When we are either in the box or placing others in a box, we are automatically hampering engagement, fostering further lack of trust, restricting communication, and as a result, people (including you) don’t reach their full potential. We begin to see silos form in the department and soon thereafter, in the organization. Departments work against each other instead of with each other.

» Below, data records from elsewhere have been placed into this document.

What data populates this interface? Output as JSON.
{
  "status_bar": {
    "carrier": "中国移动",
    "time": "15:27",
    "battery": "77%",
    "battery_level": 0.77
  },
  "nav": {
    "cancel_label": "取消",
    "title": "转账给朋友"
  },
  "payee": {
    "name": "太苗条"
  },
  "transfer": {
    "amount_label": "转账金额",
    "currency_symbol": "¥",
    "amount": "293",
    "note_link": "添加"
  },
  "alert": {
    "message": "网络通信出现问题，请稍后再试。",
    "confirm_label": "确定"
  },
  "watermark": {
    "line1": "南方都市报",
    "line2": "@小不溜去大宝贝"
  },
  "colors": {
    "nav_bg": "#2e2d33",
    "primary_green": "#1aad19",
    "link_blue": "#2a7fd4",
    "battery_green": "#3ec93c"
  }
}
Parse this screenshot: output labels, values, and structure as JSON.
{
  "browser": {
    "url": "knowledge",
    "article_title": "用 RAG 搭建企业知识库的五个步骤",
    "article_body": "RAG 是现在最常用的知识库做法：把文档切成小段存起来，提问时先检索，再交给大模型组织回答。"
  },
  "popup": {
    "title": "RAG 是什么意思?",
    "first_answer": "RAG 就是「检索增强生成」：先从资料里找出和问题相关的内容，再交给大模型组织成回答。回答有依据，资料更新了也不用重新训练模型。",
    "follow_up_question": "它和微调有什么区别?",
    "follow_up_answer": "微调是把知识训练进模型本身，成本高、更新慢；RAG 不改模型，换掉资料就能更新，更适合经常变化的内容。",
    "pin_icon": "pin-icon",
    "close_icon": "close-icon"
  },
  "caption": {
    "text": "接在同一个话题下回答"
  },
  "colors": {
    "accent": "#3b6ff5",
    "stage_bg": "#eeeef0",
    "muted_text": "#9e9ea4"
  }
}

When we begin to see others “out of the box” we see individuals with true feelings, a story of their own, burdens and hardships that they carry every day; rather than someone who lies awake at night plotting our demise. We begin to view the person differently, we actually see them. When we get really good at staying out of the box, we have empathy for the other person. We no longer look for others’ boxes, rather, we look for our own. Don’t worry about whether others are helping you, but look for ways in which you can help others. Are you concerned with looking good or getting good? If you answer answered with the latter (which I hope you do!) check out our book featured for the month of March, “Leadership and Self Deception” by The Arbinger Institute. You’ll find more information about our boxes through this fantastic read. Until next time, consider whether or not you’re in the box or have placed others in the box. Most importantly – how’s that working for you?